After my spinal cord injury, I have come to the understanding that it’s very difficult to take in the reality of my situation. There’s no doubt that many of us experience severe emotional reactions after a SCI which require long-term psychological adjustment. Getting back to work sometimes is the last thing on your mind. You have no idea where to begin.
Still being acclimated to my injuries and the changes in my life it took me months, if not years and during this time. I kept saying I need to heal first before returning to work. First, I walk, then I go back to work. It sounded like a real possibility. Most newly paralyzed people are unable even to imagine the prospects of job hunting because you merely concentrating on one thing. You forget to dream.
In all honesty, at some point this starts to frustrate you. Not knowing what to do with your life. The moment you try to imagine going back into the world, it scares the hell out of you. This gets you back in the shell, in the safe zone. This happens back and forth for greater part of your life. I came to the realization that it’s because I had been looking down on myself, telling myself I’m not good at anything anymore. I will not be accepted back into society. All of this coming from a misconception. You have led yourself to believe that your life is over. This happens to a lot of people. I think by doing that you are really letting yourself lose before you even try.
Well, the moment you figure out that you at least have to give yourself a fighting chance. That life is not yet over. There is absolutely nothing wrong with you. In your heart, you know you have to find that which rocks your boat. As for me, when I got to that point, I knew I had to step up. I couldn’t wait anymore. I then started to panic, not knowing where to start from. I knew life walking, but then in that moment I guess the universe heard my cry and worry.
I got a call from an old friend of mine who I had worked with years back, asking if I was strong enough to come to work because they needed a clerk. I couldn’t believe it for a second. I just immediately knew this was a prayer answered. All that was needed was to just say yes. A part of me was really scared. I almost chickened out. But I also knew it was exactly what I needed I needed to challenge myself, so I took the job.
I think taking the job was the coolest thing I have done since my injury. I really enjoyed my time there and every bit of it. I eased into work mode quite well since I had done this kind of job years before when I was still able bodied. I didn’t have trouble catching on. The environment wasn’t new at all. Taking this job gave me the opportunity to interact with others and to improve my self-esteem. It gave me overall life satisfaction. It really showed my strength. I took it as real life test. In fact, I called it a test run to see how much my body can endure.
In as much as it was fun, there were so many challenges which made it hard to just be a normal person. My chronic pain would kick in every now and again. In the eight hours of work, it’s so hard to act normal while dealing with excruciating nerve pain and trying to give a good performance. My position was production clerk, weighing and recording every lint bale, and taking note of everything from downtime to production, during the shift. You are required to be alert the whole time.

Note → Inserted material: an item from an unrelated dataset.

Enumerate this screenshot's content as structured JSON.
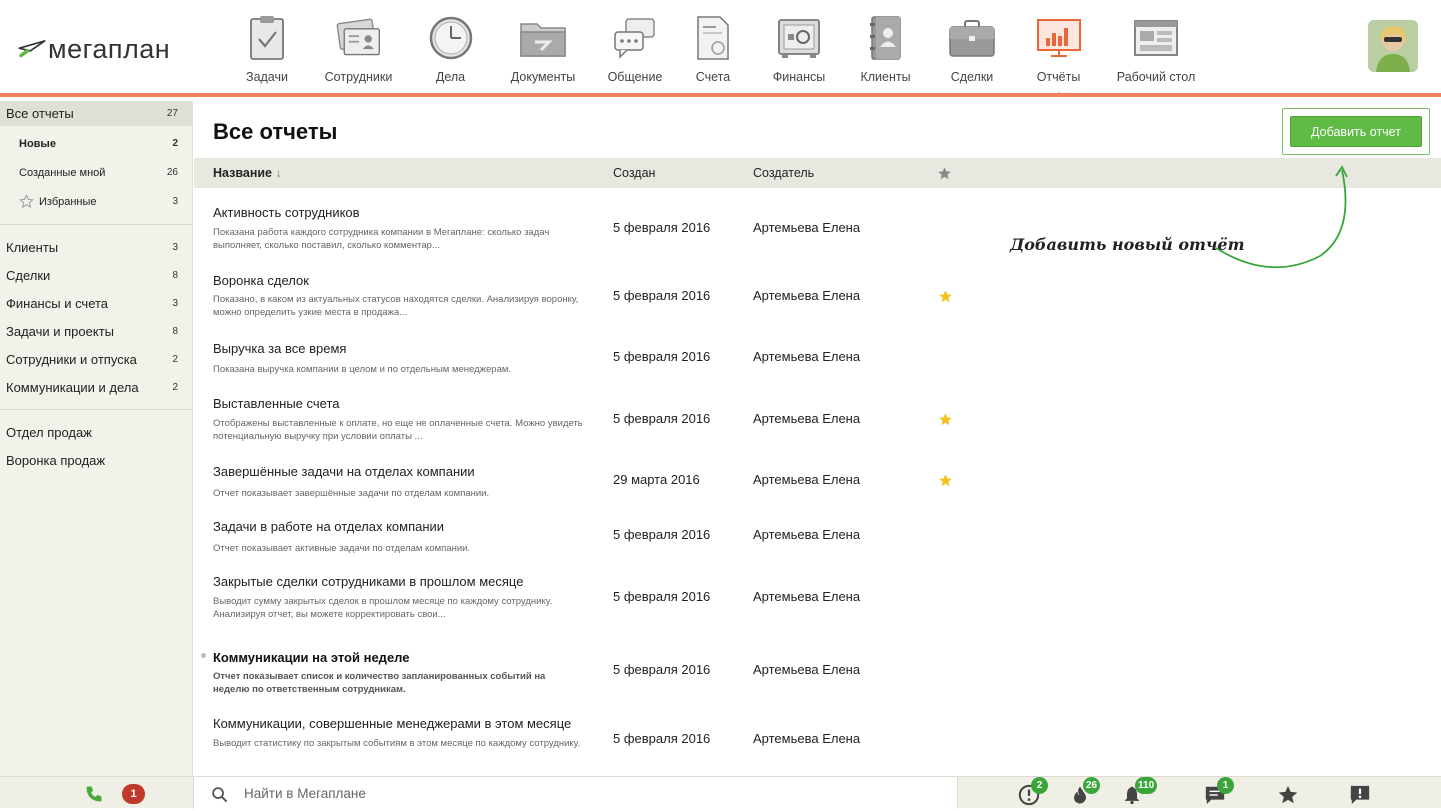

Despite the pain, I would like to believe I gave it a good run. I was put on night shift only. I freaked out a little bit at first. But it turned out to be ok. Nerve painkillers came in handy. I would take them one hour before work. The only problem was that they make you drowsy and I was not supposed to sleep on duty. I still wonder how I never dosed till the last day. One thing I know got me through most nights was the listening to music. I would put on headphones while doing my job. It made everything fun. Before you know it, you are down to the last hour.
I found myself dealing with profuse sweating. Not because it’s hot, but just because my body decides to start irrigating. It is usually triggered when emptying my bladder or sitting in the same position for too long, as well as when I have nerve pain. After sweating, I would get shivers, which would take a long time to calm down. You can imagine the clothes you are wearing getting wet, and it’s also cold.
I have been trying to get as much info as I possibly can about why I sweat a lot. I found out that it’s a common condition experienced by some spinal cord injured patients. I have gone to the doctors about It for a long time, but I haven’t found any who really tells me how to fix it. Hopefully, one day, I will get an answer. This is sure was one of the hardest things to do. A clammy skin is never comfortable.
The only way to get around it was to carry extra change of clothes, which made it much endurable. Due to loss of bladder function, I self-catheterize. It was hard considering work pressure, and heavy clothing to keep warm. Since it was night shift, I had to train myself to do things differently than I normally would. You always figure it out in the end.